Another highlight of the chefs’ trip was visiting quality local producers and family-owned farms.

“In the U.S. we have big supermarkets,” Chef Justin said, “where we have no clue where our meat or vegetables come from.”

In Italy, it’s different. Townspeople know who’s catching the fish and raising the beef. They buy from small markets where they feel a personal connection.

Outside Parma, the chefs visited the family-owned Pio Tosini prosciutto plant where every ham was personally inspected by Giovanni, the owner. In their classic facility, they produced hams exactly the way his grandfather had.

In the huge aging room, there was no forced air or controlled temperatures. “They opened the windows,” Chef Justin said, “to allow the natural air from the Parma river to flow through, creating the perfect climate for the aging.”

Of the 80,000 hams they make a year, only 3% are exported to the United States, and the Broadmoor is one of the lucky recipients.

Another stop in Parma was the family-owned Valerena dairy and production plant. They only make ten wheels of Parmigiano-Reggiano a day. But the owner, also named Giovanni, takes great pride in what he does.

“He raises docile brown cows,” Chef Justin said. “They produce less milk, but that doesn’t matter. He’s doing it because he loves what he does, and he wants his cows to have a good life.”
During a visit to the Castello di Ama winery in Tuscany, the chefs tasted this year’s vintage of extra virgin olive oils.

“Yes,” Chef Justin said with a smile, “olive oils have vintages. You could almost taste the leafiness. It’s like walking through the olive trees. When you smell the air, you can almost taste the flavor.”

An intimate pairing

In Italy, food and wine make the perfect marriage. So we were privileged to taste wines from the Bersano winery, lovingly presented by Erika Abate, the export manager. “We have 600 acres,” Abate said, “and have produced wine for a century. We are the biggest family-owned winery in the region.”

The most popular wine is the Gavi del Comune di Gavi, 2011. The Cortese grape which produces the Gavi means “gentle” in Italian, and it’s the perfect description of this delicate white wine.

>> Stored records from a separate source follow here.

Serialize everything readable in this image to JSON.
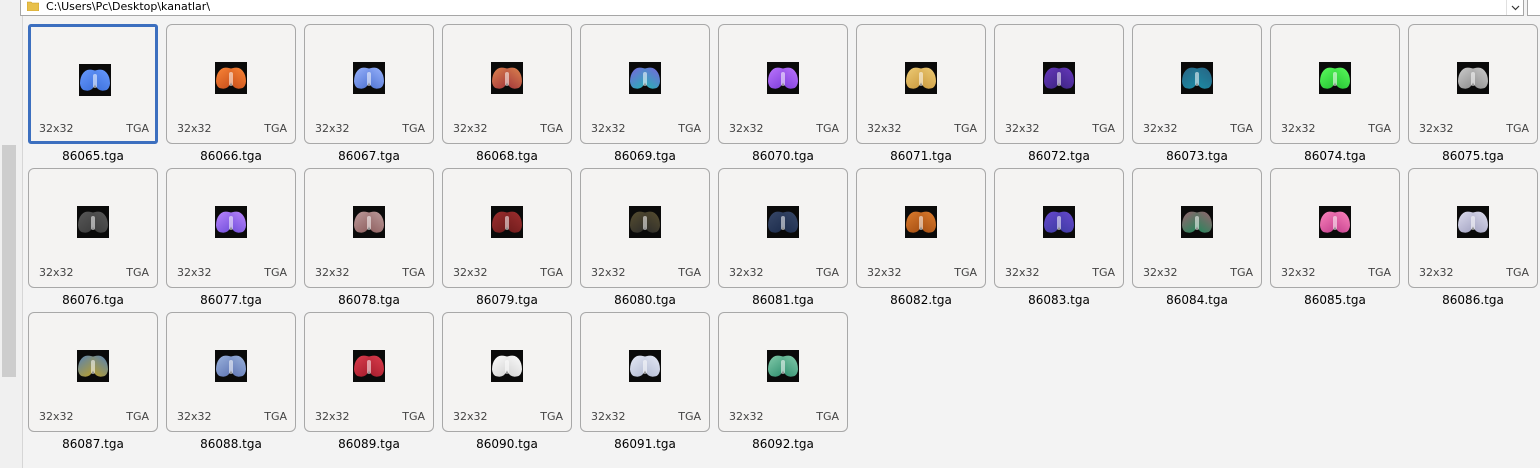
{
  "address_bar": {
    "path": "C:\\Users\\Pc\\Desktop\\kanatlar\\"
  },
  "items": [
    {
      "name": "86065.tga",
      "dim": "32x32",
      "ext": "TGA",
      "selected": true,
      "c1": "#3a6dd9",
      "c2": "#6a9cff"
    },
    {
      "name": "86066.tga",
      "dim": "32x32",
      "ext": "TGA",
      "c1": "#c24a18",
      "c2": "#ff8a3a"
    },
    {
      "name": "86067.tga",
      "dim": "32x32",
      "ext": "TGA",
      "c1": "#4a6fd0",
      "c2": "#9fb8ff"
    },
    {
      "name": "86068.tga",
      "dim": "32x32",
      "ext": "TGA",
      "c1": "#a0303a",
      "c2": "#e08a50"
    },
    {
      "name": "86069.tga",
      "dim": "32x32",
      "ext": "TGA",
      "c1": "#1fb8b0",
      "c2": "#8060e0"
    },
    {
      "name": "86070.tga",
      "dim": "32x32",
      "ext": "TGA",
      "c1": "#7a3ad8",
      "c2": "#c07aff"
    },
    {
      "name": "86071.tga",
      "dim": "32x32",
      "ext": "TGA",
      "c1": "#c8963a",
      "c2": "#f0cf7a"
    },
    {
      "name": "86072.tga",
      "dim": "32x32",
      "ext": "TGA",
      "c1": "#3a2380",
      "c2": "#6a3ac0"
    },
    {
      "name": "86073.tga",
      "dim": "32x32",
      "ext": "TGA",
      "c1": "#1a8fa8",
      "c2": "#2a6080"
    },
    {
      "name": "86074.tga",
      "dim": "32x32",
      "ext": "TGA",
      "c1": "#20c030",
      "c2": "#60ff60"
    },
    {
      "name": "86075.tga",
      "dim": "32x32",
      "ext": "TGA",
      "c1": "#8a8a8a",
      "c2": "#d0d0d0"
    },
    {
      "name": "86076.tga",
      "dim": "32x32",
      "ext": "TGA",
      "c1": "#3a3a3a",
      "c2": "#5a5a5a"
    },
    {
      "name": "86077.tga",
      "dim": "32x32",
      "ext": "TGA",
      "c1": "#6a4ad8",
      "c2": "#c08aff"
    },
    {
      "name": "86078.tga",
      "dim": "32x32",
      "ext": "TGA",
      "c1": "#8a5a5a",
      "c2": "#c0a0a0"
    },
    {
      "name": "86079.tga",
      "dim": "32x32",
      "ext": "TGA",
      "c1": "#6a1a1a",
      "c2": "#a03030"
    },
    {
      "name": "86080.tga",
      "dim": "32x32",
      "ext": "TGA",
      "c1": "#2a2a2a",
      "c2": "#5a5030"
    },
    {
      "name": "86081.tga",
      "dim": "32x32",
      "ext": "TGA",
      "c1": "#1a2a4a",
      "c2": "#3a4a6a"
    },
    {
      "name": "86082.tga",
      "dim": "32x32",
      "ext": "TGA",
      "c1": "#a04a10",
      "c2": "#e08030"
    },
    {
      "name": "86083.tga",
      "dim": "32x32",
      "ext": "TGA",
      "c1": "#3a3aa0",
      "c2": "#6a4ad0"
    },
    {
      "name": "86084.tga",
      "dim": "32x32",
      "ext": "TGA",
      "c1": "#1a8a5a",
      "c2": "#a06070"
    },
    {
      "name": "86085.tga",
      "dim": "32x32",
      "ext": "TGA",
      "c1": "#c03a8a",
      "c2": "#ff8ac0"
    },
    {
      "name": "86086.tga",
      "dim": "32x32",
      "ext": "TGA",
      "c1": "#a0a0c0",
      "c2": "#e0e0f0"
    },
    {
      "name": "86087.tga",
      "dim": "32x32",
      "ext": "TGA",
      "c1": "#c0a020",
      "c2": "#5080c0"
    },
    {
      "name": "86088.tga",
      "dim": "32x32",
      "ext": "TGA",
      "c1": "#5a70b0",
      "c2": "#a0b8e0"
    },
    {
      "name": "86089.tga",
      "dim": "32x32",
      "ext": "TGA",
      "c1": "#a01a2a",
      "c2": "#e04050"
    },
    {
      "name": "86090.tga",
      "dim": "32x32",
      "ext": "TGA",
      "c1": "#d0d0d0",
      "c2": "#ffffff"
    },
    {
      "name": "86091.tga",
      "dim": "32x32",
      "ext": "TGA",
      "c1": "#b0b8d0",
      "c2": "#e8ecf8"
    },
    {
      "name": "86092.tga",
      "dim": "32x32",
      "ext": "TGA",
      "c1": "#2a8a6a",
      "c2": "#8ad0b0"
    }
  ],
  "colors": {
    "selection": "#3c6fbf",
    "tile_border": "#a8a8a8"
  }
}
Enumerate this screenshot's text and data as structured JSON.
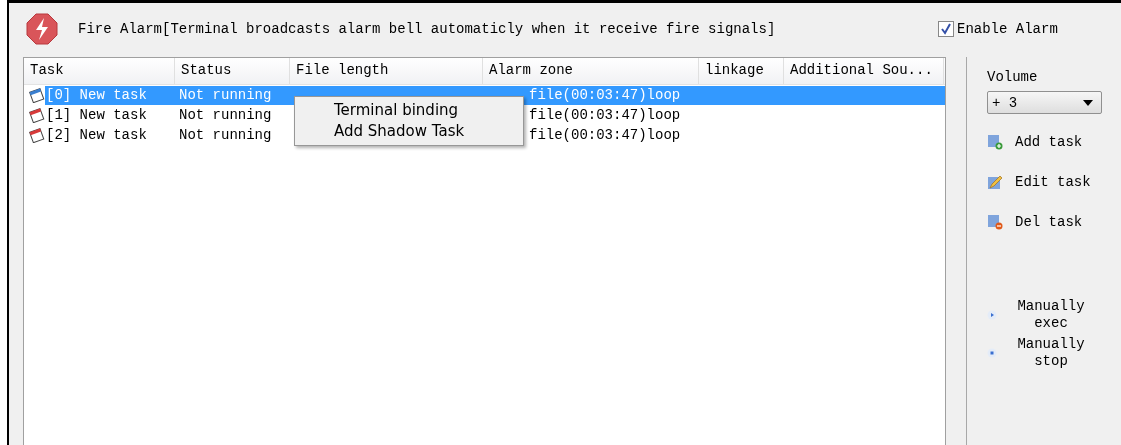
{
  "header": {
    "title": "Fire Alarm[Terminal broadcasts alarm bell automaticly when it receive fire signals]",
    "enable_alarm": {
      "label": "Enable Alarm",
      "checked": true
    }
  },
  "table": {
    "columns": [
      "Task",
      "Status",
      "File length",
      "Alarm zone",
      "linkage",
      "Additional Sou..."
    ],
    "rows": [
      {
        "task": "[0] New task",
        "status": "Not running",
        "alarm_zone": "file(00:03:47)loop",
        "selected": true
      },
      {
        "task": "[1] New task",
        "status": "Not running",
        "alarm_zone": "file(00:03:47)loop",
        "selected": false
      },
      {
        "task": "[2] New task",
        "status": "Not running",
        "alarm_zone": "file(00:03:47)loop",
        "selected": false
      }
    ]
  },
  "context_menu": [
    "Terminal binding",
    "Add Shadow Task"
  ],
  "volume": {
    "label": "Volume",
    "value": "+ 3"
  },
  "actions": [
    {
      "label": "Add task",
      "kind": "add"
    },
    {
      "label": "Edit task",
      "kind": "edit"
    },
    {
      "label": "Del task",
      "kind": "del"
    }
  ],
  "manual": [
    {
      "label": "Manually exec",
      "kind": "exec"
    },
    {
      "label": "Manually stop",
      "kind": "stop"
    }
  ]
}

Another standout, the Moscato D’Asti, is made with grapes that are as golden as the fields in the sun. It’s naturally sweet and paired perfectly with one of our desserts, the Gianduiotto, a rich, dark chocolate roll.

A sneak peak at the Ristorante del Lago

Enter the soon-to-be completed Ristorante del Lago and you feel as though you’re stepping into a villa on Lake Como. The 19th-century recycled terra cotta tiles and mahogany wood beams offer a welcoming feel, while the glass walls showcase breathtaking views of the Broadmoor Lake.

In the glass-enclosed Salumi and Formaggio Aging Room, you see hams and cheeses from the farms and production facilities the chefs visited. You taste pizzas prepared as they have been for centuries in the five-and-a-half-foot deep wood-fired pizza oven and watch whole roasted chickens rotating on the show-stopping brass and silver rotisserie.

Each menu item reflects the true spirit of regional Italian cuisine–quality ingredients, simply prepared. And, as you sample the dishes, you can almost smell the fragrant olive trees and feel the warmth of the sun reflecting against the golden fields.

For more information, contact The Broadmoor to learn when the Ristorante del Lago will open.